WASHINGTON (Reuters) – President Donald Trump said U.S. homeland security officials will make a plea for a southern border wall in a White House meeting with congressional leaders on Wednesday, adding that he was open to working on a path to legal status for young illegal immigrants known as Dreamers.
Trump invited Democratic and Republican leaders in Congress to the White House for the border security briefing on the 12th day of a partial U.S. government shutdown triggered by his demand for $5 billion in wall funding.
Department of Homeland Security officials will brief the congressional leaders, White House spokeswoman Sarah Sanders said, on the last day that Trump’s fellow Republicans will control both chambers of Congress.
The meeting is set for 3 p.m. (2000 GMT) in the White House Situation Room, generally used for high-level security concerns such as military planning.
Federal courts have blocked Trump’s effort to end a program begun in 2012 under Democratic former President Barack Obama that protected hundreds of thousands of illegal immigrants brought into the United States as children from deportation and gave them work permits.

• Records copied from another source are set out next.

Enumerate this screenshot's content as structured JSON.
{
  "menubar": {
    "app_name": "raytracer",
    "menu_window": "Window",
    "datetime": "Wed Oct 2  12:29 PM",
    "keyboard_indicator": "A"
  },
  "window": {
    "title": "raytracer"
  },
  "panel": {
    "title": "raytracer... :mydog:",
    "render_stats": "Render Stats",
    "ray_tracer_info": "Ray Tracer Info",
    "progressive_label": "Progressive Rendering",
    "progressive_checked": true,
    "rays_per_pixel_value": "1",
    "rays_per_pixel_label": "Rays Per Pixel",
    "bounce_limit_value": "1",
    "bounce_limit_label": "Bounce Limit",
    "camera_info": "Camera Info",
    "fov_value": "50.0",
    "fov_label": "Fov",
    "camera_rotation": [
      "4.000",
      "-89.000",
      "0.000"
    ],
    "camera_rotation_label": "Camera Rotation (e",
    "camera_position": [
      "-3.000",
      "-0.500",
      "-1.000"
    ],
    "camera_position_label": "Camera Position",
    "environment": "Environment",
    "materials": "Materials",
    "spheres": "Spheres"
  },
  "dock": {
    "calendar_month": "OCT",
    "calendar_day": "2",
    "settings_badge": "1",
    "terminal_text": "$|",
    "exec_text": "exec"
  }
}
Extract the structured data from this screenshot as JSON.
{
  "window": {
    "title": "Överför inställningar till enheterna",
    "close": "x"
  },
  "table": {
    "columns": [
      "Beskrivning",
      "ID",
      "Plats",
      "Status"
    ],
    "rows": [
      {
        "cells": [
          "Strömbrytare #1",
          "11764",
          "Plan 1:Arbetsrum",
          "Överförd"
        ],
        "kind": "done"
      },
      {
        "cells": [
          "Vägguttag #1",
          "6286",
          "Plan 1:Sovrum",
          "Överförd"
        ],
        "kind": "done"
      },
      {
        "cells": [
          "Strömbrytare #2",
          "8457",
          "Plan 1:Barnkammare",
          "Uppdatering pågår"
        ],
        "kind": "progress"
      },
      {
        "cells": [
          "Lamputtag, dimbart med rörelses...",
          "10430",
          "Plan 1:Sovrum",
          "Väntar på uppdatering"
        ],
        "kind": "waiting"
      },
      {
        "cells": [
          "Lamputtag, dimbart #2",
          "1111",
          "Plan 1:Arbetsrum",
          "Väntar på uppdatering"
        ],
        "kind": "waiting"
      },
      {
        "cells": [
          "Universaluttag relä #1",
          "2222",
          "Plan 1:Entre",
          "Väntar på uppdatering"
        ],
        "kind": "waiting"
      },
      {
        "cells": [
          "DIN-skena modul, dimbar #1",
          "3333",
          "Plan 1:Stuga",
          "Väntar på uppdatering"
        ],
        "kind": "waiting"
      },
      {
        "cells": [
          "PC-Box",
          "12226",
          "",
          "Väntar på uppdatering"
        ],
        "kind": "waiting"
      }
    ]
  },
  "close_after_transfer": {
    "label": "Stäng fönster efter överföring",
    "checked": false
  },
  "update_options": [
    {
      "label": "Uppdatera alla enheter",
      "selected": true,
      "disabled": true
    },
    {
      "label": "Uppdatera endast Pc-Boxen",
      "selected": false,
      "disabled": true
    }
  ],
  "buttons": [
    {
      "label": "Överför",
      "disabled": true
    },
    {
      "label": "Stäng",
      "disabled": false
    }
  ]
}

After a White House meeting on Sunday, Republican Senator Lindsey Graham said Trump was receptive to Graham’s idea of a deal that might provide work permits to Dreamers in exchange for money for physical border barriers.
Trump’s administration asked the U.S. Supreme Court in November to allow the president to end Obama’s Deferred Action for Childhood Arrivals, or DACA.
Speaking at the White House, Trump said on Wednesday he was sure the Supreme Court would side with him and that the administration would then be able to make a deal easily on the so-called Dreamers and the wall.
Democrats take charge of the House of Representatives from Trump’s fellow Republicans when the new 2019-2020 Congress convenes on Thursday. Led by presumptive House Speaker Nancy Pelosi, they have scheduled votes on their first day in power on legislation that would end the shutdown without providing the wall funding Trump wants. Republicans retain control of the Senate.
“The Pelosi plan is a non-starter because it does not fund our homeland security or keep American families safe from human trafficking, drugs, and crime,” Sanders said in a statement late on Tuesday.
Roughly a quarter of the federal government and 800,000 federal employees are affected by a shutdown, which was caused by a lapse in funding for the agencies.
The shutdown, which began on Dec. 22, was precipitated by Trump’s demand as part of any federal funding measure for $5 billion to help build a wall along the U.S.-Mexican border that was a centerpiece of his 2016 presidential campaign. The project’s total price tag is estimated at $23 billion.
It was unclear if Wednesday’s meeting, arranged by Trump on Tuesday, would lead to a breakthrough. Democrats oppose the wall and Trump’s funding demand.
Trump said U.S. Immigration and Customs Enforcement and border patrol officials will make a plea for a wall at the meeting.
Democrats sought to lower expectations for the gathering. A senior Democratic aide said, “It not a meeting, it is a briefing. We expect a one-sided, non-factual presentation. Expect Democrats to again have to correct the record in the meeting and afterward.”
Prospects for the two-part Democratic spending package that will be voted upon in the House appear grim in the Senate. The measure sets up the first major battle of the new Congress between House Democrats led by Pelosi and Republican Senate Majority Leader Mitch McConnell. McConnell has said Senate Republicans will not approve a spending measure Trump does not support.
The visit by Pelosi and Democratic Senate leader Chuck Schumer would be their first to the White House since their sharp exchange with Trump in the Oval Office on Dec. 11 during which the president told them he would be “proud to shut down the government for border security.” He has since blamed Democrats for the shutdown.
Trump made the border wall a key part of his presidential campaign and said Mexico would pay for it. Mexico has refused.
Reporting by Amanda Becker, Doina Chiacu, Susan Cornwell and Jeff Mason; Writing by Will Dunham; Editing by Bill Trott